→ EXERCISE REQUIREMENTS: Everything below from the line with "What's the underlying" to the last line, both included, is to be written out exactly, with nothing added.

→ DATASET RECORDS:

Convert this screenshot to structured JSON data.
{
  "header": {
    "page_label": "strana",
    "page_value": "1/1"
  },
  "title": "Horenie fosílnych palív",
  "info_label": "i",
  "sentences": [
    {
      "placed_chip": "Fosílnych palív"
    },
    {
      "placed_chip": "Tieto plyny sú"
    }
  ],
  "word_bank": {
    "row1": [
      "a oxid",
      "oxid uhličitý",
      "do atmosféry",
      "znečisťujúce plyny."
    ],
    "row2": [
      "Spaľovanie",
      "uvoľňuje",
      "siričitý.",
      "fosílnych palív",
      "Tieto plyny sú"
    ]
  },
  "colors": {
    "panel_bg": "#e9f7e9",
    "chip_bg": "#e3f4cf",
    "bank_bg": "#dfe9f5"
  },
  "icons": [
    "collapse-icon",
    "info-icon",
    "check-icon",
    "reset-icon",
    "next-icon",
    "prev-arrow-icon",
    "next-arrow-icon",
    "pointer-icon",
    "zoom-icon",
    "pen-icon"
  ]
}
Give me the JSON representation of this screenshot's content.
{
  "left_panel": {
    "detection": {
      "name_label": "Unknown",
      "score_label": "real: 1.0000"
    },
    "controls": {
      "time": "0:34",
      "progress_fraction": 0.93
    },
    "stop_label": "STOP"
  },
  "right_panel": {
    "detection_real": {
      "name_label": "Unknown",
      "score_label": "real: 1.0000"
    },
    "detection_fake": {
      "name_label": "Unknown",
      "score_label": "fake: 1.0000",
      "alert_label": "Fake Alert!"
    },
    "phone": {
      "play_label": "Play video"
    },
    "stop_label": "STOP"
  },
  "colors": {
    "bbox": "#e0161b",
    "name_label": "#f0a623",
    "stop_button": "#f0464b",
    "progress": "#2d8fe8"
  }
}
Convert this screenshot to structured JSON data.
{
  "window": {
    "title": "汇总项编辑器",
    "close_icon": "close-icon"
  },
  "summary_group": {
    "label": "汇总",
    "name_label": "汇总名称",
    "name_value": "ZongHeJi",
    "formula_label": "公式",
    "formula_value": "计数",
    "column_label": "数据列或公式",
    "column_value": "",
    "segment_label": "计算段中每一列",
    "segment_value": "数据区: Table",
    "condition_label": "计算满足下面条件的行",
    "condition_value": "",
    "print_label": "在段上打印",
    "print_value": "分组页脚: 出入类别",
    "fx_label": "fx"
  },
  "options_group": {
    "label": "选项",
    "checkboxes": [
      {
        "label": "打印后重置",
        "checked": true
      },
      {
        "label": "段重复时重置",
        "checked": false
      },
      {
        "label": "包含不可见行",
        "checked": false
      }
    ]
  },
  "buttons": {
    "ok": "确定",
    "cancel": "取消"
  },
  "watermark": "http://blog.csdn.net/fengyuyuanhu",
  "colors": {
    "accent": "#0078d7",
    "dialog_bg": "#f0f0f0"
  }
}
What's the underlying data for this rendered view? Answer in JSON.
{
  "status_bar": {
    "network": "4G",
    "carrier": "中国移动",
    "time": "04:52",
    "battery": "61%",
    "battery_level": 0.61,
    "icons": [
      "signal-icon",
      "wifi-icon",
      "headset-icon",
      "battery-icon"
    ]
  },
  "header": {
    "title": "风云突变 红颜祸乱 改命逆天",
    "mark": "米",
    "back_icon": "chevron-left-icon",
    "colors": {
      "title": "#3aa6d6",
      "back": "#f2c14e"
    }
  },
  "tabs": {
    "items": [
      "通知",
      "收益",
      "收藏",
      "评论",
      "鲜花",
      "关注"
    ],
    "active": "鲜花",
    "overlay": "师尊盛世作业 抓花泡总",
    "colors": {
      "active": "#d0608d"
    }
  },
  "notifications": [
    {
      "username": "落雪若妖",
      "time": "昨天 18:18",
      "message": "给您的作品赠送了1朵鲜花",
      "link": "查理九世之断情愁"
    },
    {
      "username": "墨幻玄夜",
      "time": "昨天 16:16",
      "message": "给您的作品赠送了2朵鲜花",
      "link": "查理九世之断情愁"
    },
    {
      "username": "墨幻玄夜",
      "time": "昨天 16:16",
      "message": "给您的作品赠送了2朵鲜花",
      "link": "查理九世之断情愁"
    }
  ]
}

→ FINAL ANSWER:
What's the underlying data for this rendered view? Answer in JSON.
{
  "status_bar": {
    "network": "4G",
    "carrier": "中国移动",
    "time": "04:52",
    "battery": "61%",
    "battery_level": 0.61,
    "icons": [
      "signal-icon",
      "wifi-icon",
      "headset-icon",
      "battery-icon"
    ]
  },
  "header": {
    "title": "风云突变 红颜祸乱 改命逆天",
    "mark": "米",
    "back_icon": "chevron-left-icon",
    "colors": {
      "title": "#3aa6d6",
      "back": "#f2c14e"
    }
  },
  "tabs": {
    "items": [
      "通知",
      "收益",
      "收藏",
      "评论",
      "鲜花",
      "关注"
    ],
    "active": "鲜花",
    "overlay": "师尊盛世作业 抓花泡总",
    "colors": {
      "active": "#d0608d"
    }
  },
  "notifications": [
    {
      "username": "落雪若妖",
      "time": "昨天 18:18",
      "message": "给您的作品赠送了1朵鲜花",
      "link": "查理九世之断情愁"
    },
    {
      "username": "墨幻玄夜",
      "time": "昨天 16:16",
      "message": "给您的作品赠送了2朵鲜花",
      "link": "查理九世之断情愁"
    },
    {
      "username": "墨幻玄夜",
      "time": "昨天 16:16",
      "message": "给您的作品赠送了2朵鲜花",
      "link": "查理九世之断情愁"
    }
  ]
}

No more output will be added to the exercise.